*Problem:* Go through the entries and copy every line that has the string "visit" in it.

Stored dataset items:
☆ ☆ ☆
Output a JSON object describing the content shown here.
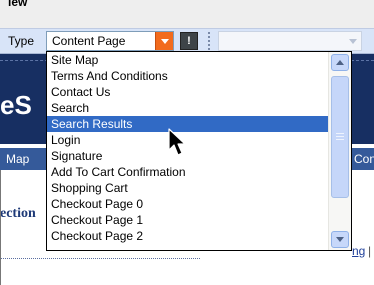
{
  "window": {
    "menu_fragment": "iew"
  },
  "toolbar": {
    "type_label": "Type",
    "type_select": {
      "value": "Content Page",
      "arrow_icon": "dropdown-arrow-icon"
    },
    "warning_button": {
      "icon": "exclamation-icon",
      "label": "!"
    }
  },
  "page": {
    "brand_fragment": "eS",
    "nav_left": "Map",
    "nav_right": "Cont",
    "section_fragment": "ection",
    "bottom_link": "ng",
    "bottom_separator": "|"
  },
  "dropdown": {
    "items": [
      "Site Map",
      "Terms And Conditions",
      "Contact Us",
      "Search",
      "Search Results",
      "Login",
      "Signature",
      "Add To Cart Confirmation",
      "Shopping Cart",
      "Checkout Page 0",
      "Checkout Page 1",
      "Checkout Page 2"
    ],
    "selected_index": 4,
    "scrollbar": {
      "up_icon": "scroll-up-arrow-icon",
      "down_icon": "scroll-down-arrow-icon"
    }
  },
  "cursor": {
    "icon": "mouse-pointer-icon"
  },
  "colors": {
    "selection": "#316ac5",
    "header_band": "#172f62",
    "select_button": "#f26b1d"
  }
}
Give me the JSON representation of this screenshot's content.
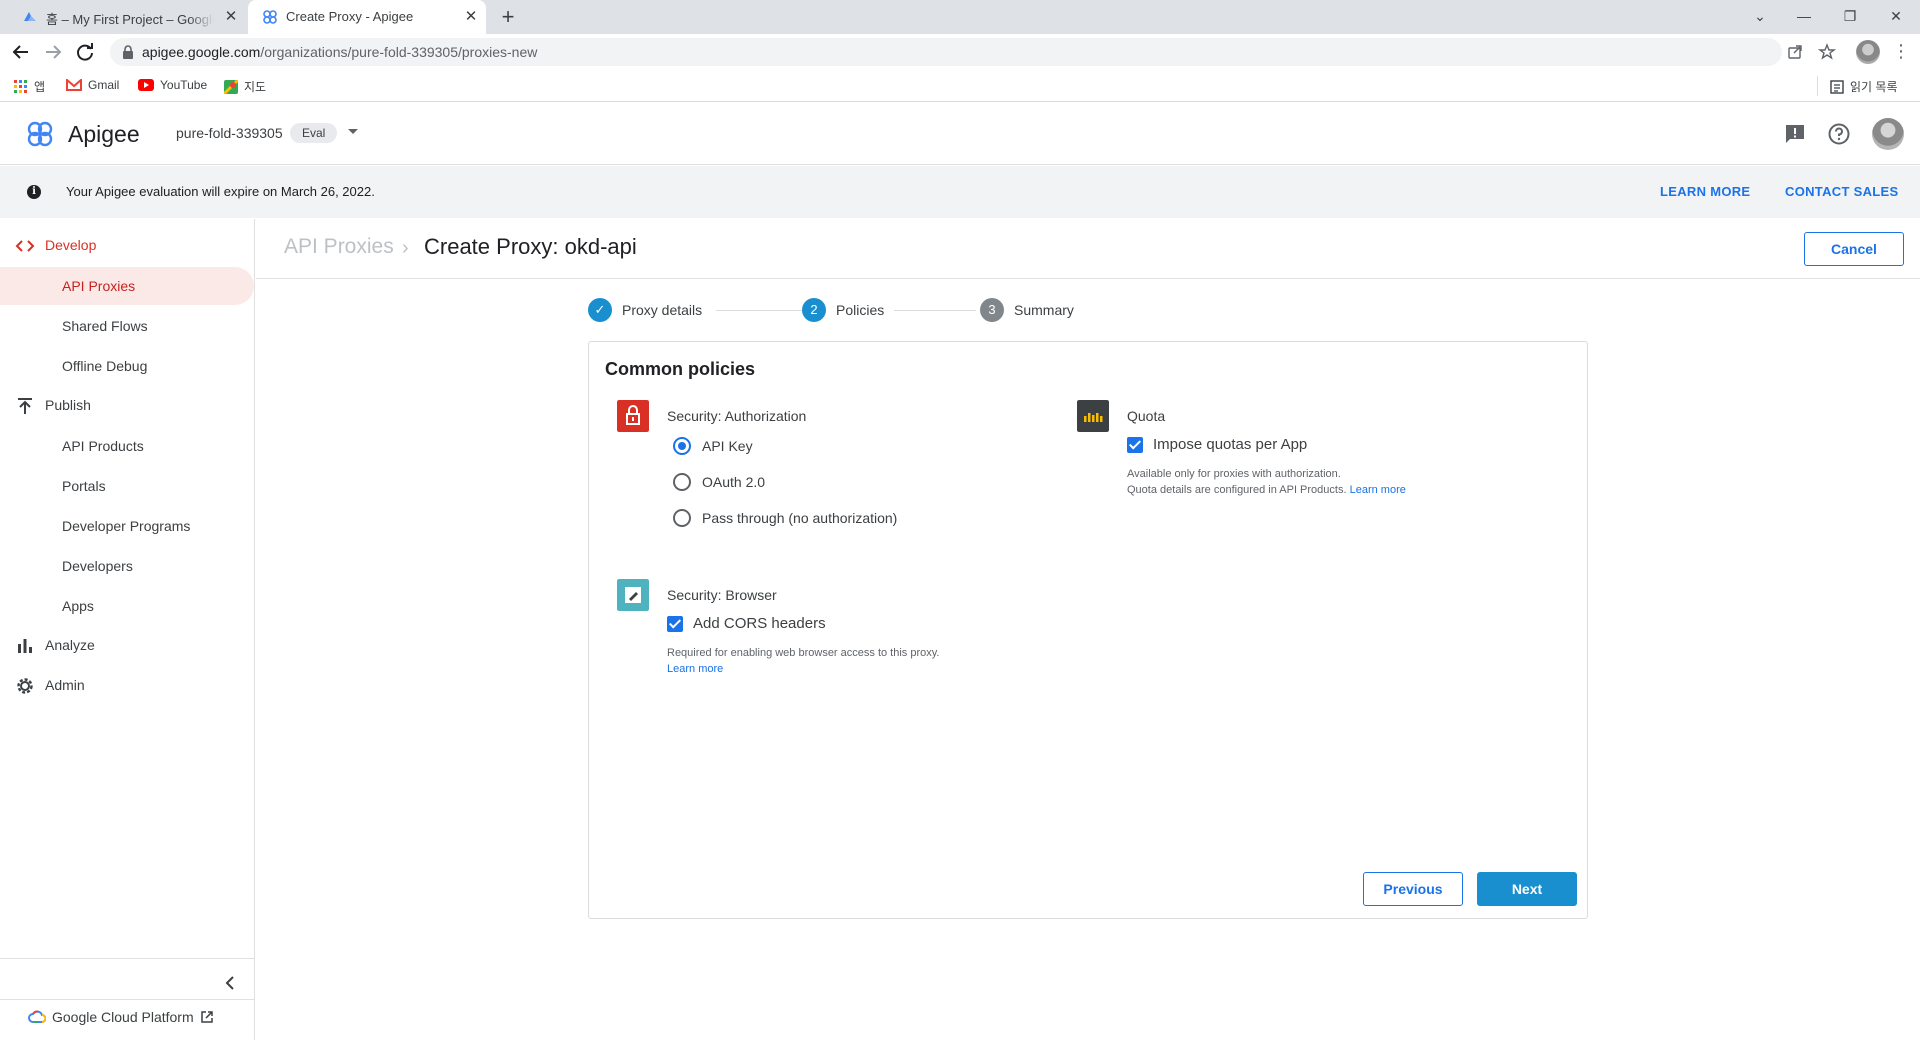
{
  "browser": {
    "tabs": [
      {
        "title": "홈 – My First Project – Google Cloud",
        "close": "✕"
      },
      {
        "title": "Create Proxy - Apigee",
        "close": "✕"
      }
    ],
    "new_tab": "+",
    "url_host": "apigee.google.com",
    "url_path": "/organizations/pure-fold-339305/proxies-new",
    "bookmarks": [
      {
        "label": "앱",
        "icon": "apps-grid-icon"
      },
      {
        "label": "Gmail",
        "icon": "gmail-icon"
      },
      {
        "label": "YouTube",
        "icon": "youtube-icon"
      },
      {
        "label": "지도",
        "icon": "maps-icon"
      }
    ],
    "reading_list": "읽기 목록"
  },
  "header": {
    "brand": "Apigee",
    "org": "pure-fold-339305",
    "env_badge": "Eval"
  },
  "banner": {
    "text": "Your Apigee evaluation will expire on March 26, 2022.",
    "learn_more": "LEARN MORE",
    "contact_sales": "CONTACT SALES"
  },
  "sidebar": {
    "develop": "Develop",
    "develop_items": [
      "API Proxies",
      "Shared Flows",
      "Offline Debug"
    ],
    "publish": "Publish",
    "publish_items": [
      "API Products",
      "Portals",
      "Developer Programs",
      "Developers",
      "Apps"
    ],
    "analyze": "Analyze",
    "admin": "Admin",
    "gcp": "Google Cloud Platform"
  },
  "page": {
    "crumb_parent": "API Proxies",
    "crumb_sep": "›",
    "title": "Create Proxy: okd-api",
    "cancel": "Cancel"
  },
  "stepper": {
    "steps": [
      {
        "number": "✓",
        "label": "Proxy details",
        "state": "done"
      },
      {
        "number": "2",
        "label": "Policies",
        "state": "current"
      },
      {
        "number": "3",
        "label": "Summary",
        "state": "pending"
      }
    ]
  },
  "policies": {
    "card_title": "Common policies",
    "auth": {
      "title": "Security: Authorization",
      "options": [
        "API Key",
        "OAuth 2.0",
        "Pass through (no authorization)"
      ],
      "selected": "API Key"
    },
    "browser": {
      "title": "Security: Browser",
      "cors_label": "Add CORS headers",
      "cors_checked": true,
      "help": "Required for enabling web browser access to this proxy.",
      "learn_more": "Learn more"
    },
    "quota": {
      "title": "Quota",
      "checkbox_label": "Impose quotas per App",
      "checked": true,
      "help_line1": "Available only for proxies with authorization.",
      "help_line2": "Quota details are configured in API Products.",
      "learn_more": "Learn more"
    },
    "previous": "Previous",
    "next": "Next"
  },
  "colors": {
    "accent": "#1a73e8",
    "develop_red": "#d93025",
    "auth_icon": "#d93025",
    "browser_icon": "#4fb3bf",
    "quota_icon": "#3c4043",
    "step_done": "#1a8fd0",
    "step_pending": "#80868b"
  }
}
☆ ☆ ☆
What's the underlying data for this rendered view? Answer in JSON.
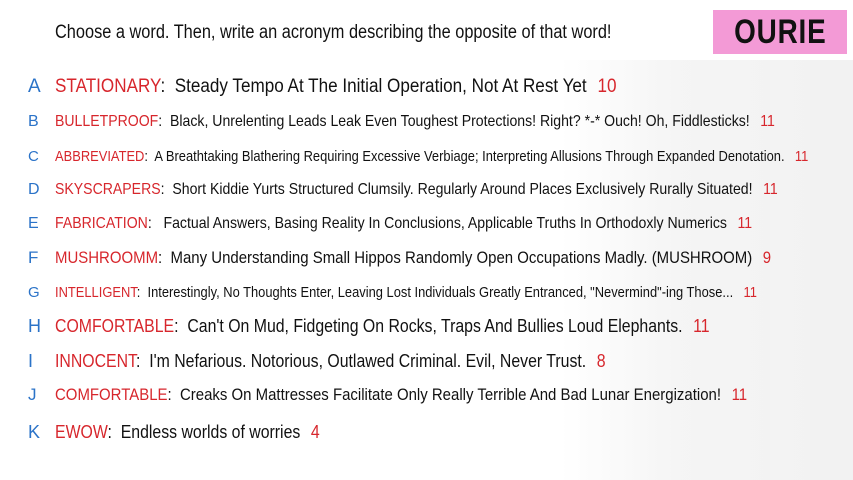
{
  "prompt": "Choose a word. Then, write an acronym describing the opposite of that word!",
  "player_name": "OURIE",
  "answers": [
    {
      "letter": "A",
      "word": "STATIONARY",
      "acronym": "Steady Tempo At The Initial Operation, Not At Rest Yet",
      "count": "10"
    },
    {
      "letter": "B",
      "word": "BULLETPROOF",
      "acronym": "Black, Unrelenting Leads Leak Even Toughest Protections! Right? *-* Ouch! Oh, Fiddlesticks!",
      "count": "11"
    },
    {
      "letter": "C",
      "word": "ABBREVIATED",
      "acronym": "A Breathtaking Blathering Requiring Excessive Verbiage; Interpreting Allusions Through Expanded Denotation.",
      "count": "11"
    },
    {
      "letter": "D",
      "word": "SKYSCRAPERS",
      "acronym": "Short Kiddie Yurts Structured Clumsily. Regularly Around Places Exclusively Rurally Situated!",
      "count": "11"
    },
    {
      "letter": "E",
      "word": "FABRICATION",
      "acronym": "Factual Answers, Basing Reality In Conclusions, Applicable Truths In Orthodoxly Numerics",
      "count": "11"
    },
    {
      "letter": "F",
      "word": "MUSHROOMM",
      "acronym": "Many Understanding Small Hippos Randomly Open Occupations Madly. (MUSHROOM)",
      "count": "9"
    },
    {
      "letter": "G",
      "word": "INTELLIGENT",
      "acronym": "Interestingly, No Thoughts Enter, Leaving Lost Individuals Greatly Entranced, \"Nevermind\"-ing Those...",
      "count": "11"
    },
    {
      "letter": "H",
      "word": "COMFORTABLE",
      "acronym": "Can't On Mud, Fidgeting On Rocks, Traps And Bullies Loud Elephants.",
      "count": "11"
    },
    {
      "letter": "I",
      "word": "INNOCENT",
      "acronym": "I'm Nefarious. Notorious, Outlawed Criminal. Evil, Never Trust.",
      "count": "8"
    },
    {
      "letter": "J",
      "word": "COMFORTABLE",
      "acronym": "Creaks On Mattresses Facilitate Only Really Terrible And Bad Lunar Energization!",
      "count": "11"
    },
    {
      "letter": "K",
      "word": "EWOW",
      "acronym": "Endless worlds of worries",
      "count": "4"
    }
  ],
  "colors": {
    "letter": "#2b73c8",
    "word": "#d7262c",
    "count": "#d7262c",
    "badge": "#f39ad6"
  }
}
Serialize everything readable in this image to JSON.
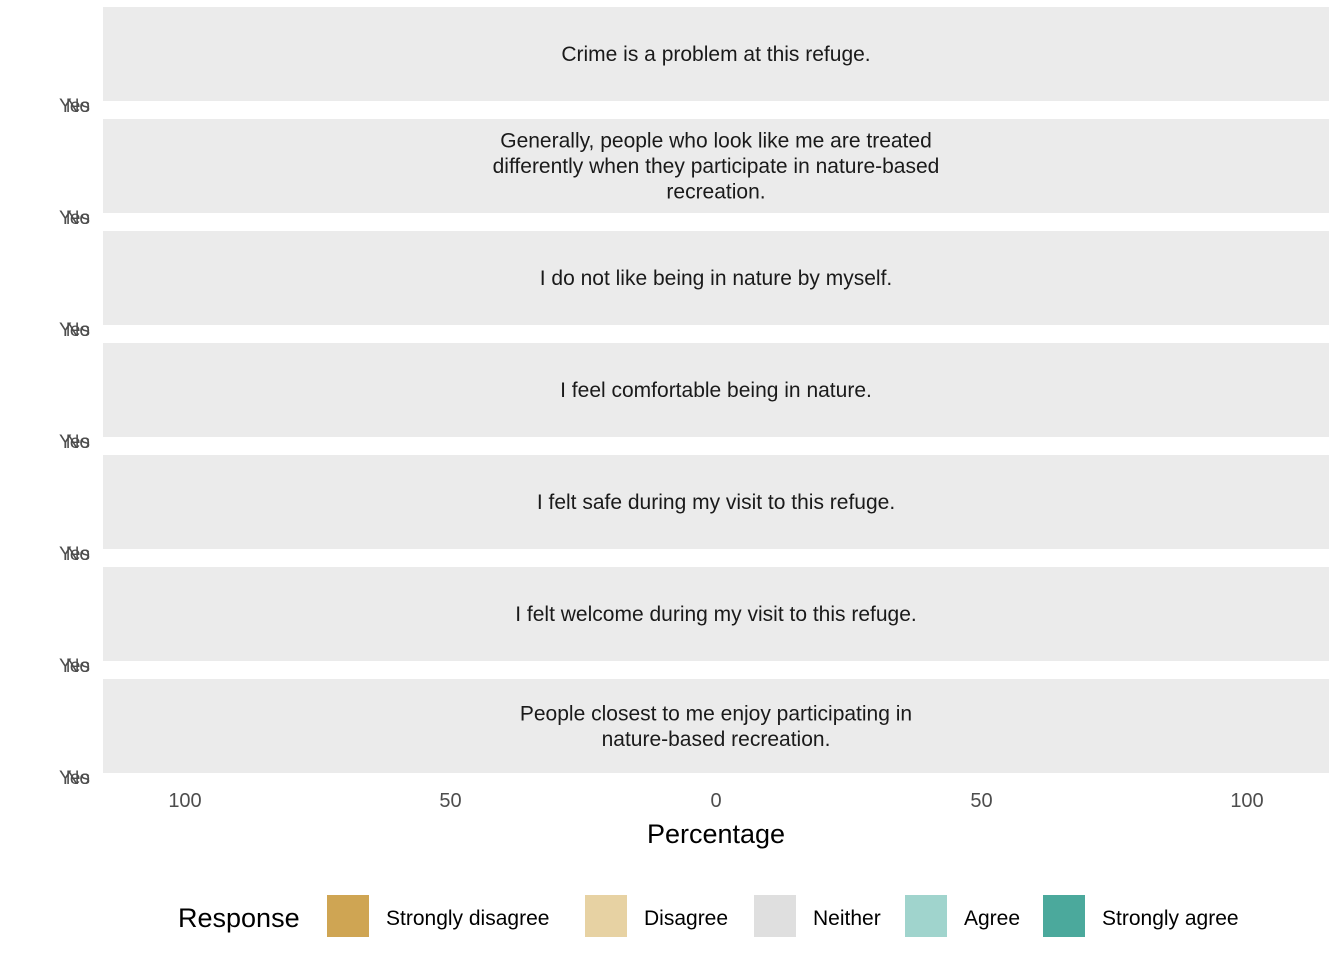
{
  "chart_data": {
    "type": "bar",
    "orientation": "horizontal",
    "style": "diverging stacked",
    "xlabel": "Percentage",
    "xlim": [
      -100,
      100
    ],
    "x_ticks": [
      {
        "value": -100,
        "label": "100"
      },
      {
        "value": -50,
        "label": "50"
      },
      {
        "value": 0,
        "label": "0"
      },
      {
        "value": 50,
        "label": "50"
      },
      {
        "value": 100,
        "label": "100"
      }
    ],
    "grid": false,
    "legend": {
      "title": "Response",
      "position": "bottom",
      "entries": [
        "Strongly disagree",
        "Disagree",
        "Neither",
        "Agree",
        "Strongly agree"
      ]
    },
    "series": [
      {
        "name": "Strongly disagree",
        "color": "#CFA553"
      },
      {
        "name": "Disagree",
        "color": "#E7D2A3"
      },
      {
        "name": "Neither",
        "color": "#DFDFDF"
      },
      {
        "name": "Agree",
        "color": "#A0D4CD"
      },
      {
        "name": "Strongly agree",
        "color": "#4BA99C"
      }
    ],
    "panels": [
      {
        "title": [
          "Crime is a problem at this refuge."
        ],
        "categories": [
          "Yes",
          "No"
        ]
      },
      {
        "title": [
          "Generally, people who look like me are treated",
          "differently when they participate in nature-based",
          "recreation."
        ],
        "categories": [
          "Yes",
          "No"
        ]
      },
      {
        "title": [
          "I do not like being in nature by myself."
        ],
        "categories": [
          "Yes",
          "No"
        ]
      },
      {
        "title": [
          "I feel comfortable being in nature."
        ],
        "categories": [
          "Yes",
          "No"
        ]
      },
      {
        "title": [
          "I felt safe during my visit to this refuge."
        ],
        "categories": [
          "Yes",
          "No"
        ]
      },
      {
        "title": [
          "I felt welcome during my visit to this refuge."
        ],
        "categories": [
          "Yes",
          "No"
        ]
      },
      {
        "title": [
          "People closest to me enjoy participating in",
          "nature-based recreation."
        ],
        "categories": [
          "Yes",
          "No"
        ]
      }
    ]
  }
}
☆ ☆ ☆
*Answer below:*
          "I felt safe during my visit to this refuge."
          "I felt welcome during my visit to this refuge."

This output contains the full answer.